Big Life believes that when conservation supports people, people support conservation. It works with local communities in Southern Kenya and Northern Tanzania to prevent illegal killing of wild animals. Here one of the largest elephant populations in East Africa is under constant pressure from ivory poaching and retaliatory killing by farmers or pastoralists. The precious black rhinos are at risk of being killed for their horns. Predators like lion and hyena also suffer retaliatory attacks, and many other species are hunted as bushmeat.
Big Life creates conservation-based benefits for people. It has become the largest single employer in the area. Local staff conduct monitoring and anti-poaching patrols from 31 outposts and 15 vehicles, leading to a dramatic decline in poaching since 2010. Monitoring efforts are enhanced with aerial surveys, whilst tracking dogs are used to hunt down poachers. Farmers and herders are compensated for losses caused by wildlife. At the same time, education is supported within communities through funds for teacher salaries and student bursaries.

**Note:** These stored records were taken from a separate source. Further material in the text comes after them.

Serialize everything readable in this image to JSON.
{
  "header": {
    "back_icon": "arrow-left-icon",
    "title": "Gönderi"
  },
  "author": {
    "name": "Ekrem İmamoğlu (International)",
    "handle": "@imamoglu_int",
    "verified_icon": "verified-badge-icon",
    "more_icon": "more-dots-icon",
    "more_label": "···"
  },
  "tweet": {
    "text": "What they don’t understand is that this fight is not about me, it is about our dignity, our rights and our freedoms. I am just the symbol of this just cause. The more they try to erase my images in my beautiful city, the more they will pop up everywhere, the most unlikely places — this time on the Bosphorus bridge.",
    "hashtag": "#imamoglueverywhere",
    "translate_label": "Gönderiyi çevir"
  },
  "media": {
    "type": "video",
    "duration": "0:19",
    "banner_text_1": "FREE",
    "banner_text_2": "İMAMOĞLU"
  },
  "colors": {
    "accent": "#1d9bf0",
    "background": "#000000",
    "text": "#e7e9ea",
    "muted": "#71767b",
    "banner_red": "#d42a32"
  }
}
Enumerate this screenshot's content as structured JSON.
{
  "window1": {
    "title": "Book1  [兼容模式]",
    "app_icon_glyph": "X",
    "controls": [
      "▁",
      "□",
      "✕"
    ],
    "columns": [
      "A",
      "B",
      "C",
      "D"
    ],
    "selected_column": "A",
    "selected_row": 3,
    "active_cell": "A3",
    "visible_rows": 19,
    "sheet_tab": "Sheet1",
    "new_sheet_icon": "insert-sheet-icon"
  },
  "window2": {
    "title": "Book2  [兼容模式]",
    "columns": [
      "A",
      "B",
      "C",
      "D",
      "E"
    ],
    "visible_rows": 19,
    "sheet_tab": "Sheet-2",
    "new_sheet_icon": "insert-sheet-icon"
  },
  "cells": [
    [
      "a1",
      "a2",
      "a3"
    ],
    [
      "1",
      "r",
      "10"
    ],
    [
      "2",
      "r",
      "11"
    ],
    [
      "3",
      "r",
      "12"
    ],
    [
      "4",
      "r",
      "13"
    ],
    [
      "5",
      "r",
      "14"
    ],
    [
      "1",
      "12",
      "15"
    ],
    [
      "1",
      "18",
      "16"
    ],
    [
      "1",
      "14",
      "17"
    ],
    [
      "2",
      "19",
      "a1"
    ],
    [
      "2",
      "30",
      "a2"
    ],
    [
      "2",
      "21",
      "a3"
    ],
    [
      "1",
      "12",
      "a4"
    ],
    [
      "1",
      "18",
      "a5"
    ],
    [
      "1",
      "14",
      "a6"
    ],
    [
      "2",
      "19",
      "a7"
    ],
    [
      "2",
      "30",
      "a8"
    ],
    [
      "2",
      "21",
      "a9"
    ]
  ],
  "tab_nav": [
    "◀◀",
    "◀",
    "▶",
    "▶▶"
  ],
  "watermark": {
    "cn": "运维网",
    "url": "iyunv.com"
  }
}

Tusk has supported Big Life for many years, helping it to establish the broad patrol network that it currently operates. The impressive drop in poaching across its area of operation shows how effective this work has been.
But still there are places where patrols must be intensified or expanded. More support is needed for this crucial project to reach all areas of the huge habitat it is protecting.
Image Credits: Elephant and Rangers © Jeremy Goss